<<<<
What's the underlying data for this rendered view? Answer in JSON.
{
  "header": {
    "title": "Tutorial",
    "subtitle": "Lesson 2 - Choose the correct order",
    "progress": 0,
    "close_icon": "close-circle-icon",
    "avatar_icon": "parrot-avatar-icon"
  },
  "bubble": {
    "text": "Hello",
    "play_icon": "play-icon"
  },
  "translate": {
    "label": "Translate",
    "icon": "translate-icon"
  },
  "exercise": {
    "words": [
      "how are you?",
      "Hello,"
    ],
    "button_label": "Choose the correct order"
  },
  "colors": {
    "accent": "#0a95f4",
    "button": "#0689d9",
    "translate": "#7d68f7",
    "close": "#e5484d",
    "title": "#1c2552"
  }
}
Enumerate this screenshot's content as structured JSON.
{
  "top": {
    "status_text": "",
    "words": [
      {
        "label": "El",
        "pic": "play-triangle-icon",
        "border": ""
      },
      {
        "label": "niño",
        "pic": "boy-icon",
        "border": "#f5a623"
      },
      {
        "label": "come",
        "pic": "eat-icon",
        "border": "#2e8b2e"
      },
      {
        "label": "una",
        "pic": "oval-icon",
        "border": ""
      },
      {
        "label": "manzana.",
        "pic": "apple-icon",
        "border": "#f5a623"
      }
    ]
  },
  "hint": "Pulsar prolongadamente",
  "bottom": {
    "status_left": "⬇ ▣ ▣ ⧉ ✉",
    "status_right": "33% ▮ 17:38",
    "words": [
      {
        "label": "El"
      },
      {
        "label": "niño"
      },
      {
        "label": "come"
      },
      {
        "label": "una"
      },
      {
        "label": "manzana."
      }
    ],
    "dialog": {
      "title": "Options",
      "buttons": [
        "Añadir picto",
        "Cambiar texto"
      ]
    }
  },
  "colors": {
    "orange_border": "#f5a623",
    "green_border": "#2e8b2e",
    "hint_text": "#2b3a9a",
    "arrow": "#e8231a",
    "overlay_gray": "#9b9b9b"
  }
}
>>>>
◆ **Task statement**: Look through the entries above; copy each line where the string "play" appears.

◆ **Exercise answer**:
    "play_icon": "play-icon"
        "pic": "play-triangle-icon",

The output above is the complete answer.